EMERALD ISLE — The emerald Isle Board of Commissioners will hear a report Tuesday from Police Chief Tony Reese on complaints about horses on the beach, including suggestions on how to deal with them.
The 6 p.m. session will be live in town board meeting room beside the police department on the south side of Highway 58 and virtual on GoToWebinar. To join, visit register.gotowebinar.com/rt/345335023403173392.
In a memo to the board, Chief Reese said the department has seen an influx of complaints from the public related to the presence of horses on the beach strand.
“Specifically, the complaints are centered on parking and the riders of horses failing to pick up and remove the feces deposited by their horses,” he wrote.
The chief said the most complaints about parking came residents at The Point, detailing people parking trucks with horse trailers along the streets.
“Since the majority of the streets in the point area are all posted as ‘No Parking,’” the chief added in the memo, “there is really no place a person can legally park a horse trailer in that area other than on private property. It is my opinion that advertising this area as a location for horse owners to be able to access the beach when there is nowhere for them to park in that area unless they own property there is counterproductive and contributing to the problem.”

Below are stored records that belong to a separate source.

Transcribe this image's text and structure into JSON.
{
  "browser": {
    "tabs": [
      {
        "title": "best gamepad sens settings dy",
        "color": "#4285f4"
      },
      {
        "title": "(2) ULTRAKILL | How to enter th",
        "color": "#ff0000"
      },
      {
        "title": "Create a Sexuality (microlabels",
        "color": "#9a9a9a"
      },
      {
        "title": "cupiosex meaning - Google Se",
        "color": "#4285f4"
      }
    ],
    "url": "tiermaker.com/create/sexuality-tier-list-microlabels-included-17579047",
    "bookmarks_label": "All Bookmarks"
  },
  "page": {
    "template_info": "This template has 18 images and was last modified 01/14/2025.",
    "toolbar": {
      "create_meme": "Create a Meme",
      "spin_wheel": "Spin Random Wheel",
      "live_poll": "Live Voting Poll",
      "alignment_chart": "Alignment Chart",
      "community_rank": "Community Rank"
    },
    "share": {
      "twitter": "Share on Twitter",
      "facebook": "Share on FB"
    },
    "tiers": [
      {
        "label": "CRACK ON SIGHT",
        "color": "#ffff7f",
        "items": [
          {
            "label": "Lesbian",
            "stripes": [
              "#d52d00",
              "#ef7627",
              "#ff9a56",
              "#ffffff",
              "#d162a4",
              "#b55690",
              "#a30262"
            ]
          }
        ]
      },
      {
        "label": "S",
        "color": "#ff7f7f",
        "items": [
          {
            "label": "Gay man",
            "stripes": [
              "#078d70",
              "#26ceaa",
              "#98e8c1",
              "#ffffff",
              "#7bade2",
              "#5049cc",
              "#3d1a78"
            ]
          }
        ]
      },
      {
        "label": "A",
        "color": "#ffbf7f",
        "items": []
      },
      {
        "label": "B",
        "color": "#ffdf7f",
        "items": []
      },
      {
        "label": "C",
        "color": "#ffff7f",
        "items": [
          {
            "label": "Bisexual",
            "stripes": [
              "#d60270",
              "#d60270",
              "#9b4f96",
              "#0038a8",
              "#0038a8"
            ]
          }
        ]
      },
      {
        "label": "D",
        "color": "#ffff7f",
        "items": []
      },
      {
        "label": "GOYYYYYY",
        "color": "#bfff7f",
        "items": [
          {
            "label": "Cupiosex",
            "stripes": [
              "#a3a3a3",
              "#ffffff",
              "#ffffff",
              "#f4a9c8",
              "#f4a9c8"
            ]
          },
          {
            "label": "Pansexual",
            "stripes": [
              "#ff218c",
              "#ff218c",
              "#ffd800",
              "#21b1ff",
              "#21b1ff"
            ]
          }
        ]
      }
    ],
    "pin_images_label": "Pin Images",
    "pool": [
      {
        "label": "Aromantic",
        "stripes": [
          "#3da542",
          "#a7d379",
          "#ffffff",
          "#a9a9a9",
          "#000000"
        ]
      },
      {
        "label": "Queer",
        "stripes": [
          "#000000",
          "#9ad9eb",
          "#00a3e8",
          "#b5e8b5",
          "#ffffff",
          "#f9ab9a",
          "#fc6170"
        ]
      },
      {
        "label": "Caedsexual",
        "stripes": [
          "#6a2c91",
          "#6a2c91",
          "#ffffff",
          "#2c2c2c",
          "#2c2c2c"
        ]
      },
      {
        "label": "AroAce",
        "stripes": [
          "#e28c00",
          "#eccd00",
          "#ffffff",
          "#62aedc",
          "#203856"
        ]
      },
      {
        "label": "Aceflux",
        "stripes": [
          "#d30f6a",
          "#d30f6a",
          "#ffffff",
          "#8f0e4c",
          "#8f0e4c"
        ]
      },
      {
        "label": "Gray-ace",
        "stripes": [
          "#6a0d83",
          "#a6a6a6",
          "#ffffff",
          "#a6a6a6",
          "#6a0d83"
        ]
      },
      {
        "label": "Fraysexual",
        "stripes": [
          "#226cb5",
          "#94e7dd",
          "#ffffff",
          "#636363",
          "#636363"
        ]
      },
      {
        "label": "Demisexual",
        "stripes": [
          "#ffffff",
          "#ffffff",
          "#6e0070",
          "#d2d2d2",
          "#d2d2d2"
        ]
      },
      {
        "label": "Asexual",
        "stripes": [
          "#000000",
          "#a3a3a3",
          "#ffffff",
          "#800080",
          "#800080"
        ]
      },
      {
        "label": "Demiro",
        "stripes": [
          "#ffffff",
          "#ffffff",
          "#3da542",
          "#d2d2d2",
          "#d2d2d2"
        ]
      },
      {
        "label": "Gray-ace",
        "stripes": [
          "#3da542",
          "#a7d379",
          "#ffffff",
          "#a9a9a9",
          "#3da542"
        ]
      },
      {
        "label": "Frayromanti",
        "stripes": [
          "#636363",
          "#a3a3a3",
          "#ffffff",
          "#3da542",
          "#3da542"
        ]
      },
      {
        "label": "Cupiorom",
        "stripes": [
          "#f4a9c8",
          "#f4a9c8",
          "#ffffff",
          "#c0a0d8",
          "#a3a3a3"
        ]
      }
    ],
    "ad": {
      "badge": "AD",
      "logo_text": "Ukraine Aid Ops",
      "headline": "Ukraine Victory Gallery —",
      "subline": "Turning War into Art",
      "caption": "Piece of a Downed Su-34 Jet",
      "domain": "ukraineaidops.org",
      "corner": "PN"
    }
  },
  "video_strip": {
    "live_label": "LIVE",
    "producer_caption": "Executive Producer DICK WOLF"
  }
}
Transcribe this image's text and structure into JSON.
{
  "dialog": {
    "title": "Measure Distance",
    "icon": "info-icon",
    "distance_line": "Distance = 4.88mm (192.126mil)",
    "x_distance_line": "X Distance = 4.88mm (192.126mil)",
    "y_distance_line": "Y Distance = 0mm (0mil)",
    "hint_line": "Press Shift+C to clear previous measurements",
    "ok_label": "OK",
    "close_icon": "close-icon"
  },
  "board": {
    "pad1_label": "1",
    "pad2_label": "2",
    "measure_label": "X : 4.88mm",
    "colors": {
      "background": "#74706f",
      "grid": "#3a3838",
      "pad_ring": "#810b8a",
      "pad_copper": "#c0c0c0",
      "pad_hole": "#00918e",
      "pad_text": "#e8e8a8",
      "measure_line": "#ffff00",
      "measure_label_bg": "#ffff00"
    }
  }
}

As a result, he recommends the town cease mentioning the vehicular beach access ramp at The Point as an access point for horses and riders or, alternatively, identifying and designating an area there for horse trailer parking.
He does not recommend making the access at The Point off-limits for riders, “since there may be property owners at the point, or friends of property owners, that would be able to legally park their horse trailer on private property.”
Regarding horse feces, the chief’s memo said the current town ordinance requires a rider to immediately pick up and remove horse feces and prohibits the burial of such waste on the beach or disposal of it in the ocean.
“On multiple occasions this year, the department has responded to complaints from residents about riders either not picking up feces deposited by their horses or burying the feces in the sand so that it is uncovered and washed along the beach when the tide comes in,” Chief Reese wrote in the memo.
He recommends the town require an annual permit for people to ride a horse on the beach, partly to educate them on rules, similar to the beach driving permit. He also recommends riders provide the department a recent blood test used to identify the presence of antibodies for Equine Infectious Anemia, or EIA, an infectious and potentially fatal disease, and that “all horses being ridden off private property in Emerald Isle be equipped with a bun bag, also called a manure catcher.”
Other items on the Tuesday night agenda include updates on the new paid parking system at the two major beach accesses and general parking, an update on the beach safety program and a proposed update to the town noise ordinance to include maximum decibel levels allowed.
Contact Brad Rich at 252-864-1532; email Brad@thenewstimes.com; or follow on Twitter @brichccnt.